A punch report yesterday said the country’s refineries lost over N231 billion in the last four years owing to delay in the commencement of the planned overhaul of the refineries. The Nigerian National Petroleum Commission (NNPC) had been announcing plans to overhaul the refineries since 2017 through a private partnership but the negotiations with financiers were said to have reached a head in December 2018.
On 21 March this year, NNPC announced the commencement of the first phase of the rehabilitation of the 210,000 bpd capacity Port Harcourt Refinery. It said the project would be executed by Milan-based Maire Tecnimont in collaboration with its Nigerian affiliate, Tecnimont Nigeria to whom a US$50m contract was awarded. The Port Harcourt refinery overhaul is expected to be followed by the Warri and Kaduna refineries.
About 80% of the refined petroleum products consumed in Nigeria are imported. The refineries located in Kaduna, Warri and Port Harcourt with a combined nameplate capacity of 445,000 bpd have long operated at low levels due to many years of underinvestment and poor maintenance. The refineries were reported to have posted a combined capacity utilisation of 17.3% in October 2017. This declined significantly in November 2017 t0 5.92% as the Port Harcourt and Kaduna refineries were said to have been shut down during the month.
Dangote Group’s refinery, with a planned installed capacity of 650,000 bpd is scheduled to come on stream in 2019 providing competition for the state-owned refineries. The refinery is also built with a 5-year plan to double capacity. As such, while we laud the government’s efforts to revamp the refineries, we believe that economies of scale associated with

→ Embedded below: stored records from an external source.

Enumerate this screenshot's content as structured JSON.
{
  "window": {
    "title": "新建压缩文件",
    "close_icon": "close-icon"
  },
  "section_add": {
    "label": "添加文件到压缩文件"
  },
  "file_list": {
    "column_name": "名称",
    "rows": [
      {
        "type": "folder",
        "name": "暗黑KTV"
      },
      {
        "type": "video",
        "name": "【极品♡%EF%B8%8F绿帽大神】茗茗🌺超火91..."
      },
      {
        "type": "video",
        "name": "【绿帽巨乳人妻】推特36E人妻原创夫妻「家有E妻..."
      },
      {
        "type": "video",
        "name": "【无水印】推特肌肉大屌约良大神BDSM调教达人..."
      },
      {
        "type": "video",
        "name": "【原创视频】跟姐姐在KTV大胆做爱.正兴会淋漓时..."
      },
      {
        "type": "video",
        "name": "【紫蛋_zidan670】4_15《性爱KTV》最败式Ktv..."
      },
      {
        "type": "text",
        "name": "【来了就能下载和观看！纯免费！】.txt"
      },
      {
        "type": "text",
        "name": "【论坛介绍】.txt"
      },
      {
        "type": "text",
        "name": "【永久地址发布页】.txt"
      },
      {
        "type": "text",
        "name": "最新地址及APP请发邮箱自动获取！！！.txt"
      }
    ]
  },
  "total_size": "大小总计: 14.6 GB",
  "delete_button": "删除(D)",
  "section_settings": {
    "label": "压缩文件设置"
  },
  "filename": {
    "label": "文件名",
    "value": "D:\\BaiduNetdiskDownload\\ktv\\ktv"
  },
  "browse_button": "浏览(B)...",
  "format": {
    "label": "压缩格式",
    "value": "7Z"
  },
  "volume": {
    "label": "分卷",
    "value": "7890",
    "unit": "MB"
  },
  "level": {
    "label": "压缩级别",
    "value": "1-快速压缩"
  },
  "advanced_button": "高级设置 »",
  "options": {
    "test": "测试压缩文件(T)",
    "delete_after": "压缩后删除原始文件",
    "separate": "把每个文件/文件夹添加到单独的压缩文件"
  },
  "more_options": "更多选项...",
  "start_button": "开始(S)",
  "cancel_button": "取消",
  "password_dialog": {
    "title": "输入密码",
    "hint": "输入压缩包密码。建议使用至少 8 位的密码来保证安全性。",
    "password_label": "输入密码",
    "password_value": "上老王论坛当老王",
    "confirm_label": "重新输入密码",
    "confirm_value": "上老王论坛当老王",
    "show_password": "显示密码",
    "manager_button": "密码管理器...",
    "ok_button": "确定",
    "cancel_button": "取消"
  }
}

Dangote’s Refinery coupled with advanced technology will provide stiff competition for the state-owned refineries. Hence, we struggle to see how private investment in the state-owned refineries will be a profitable investment except the state-owned refineries are managed with similar efficiency.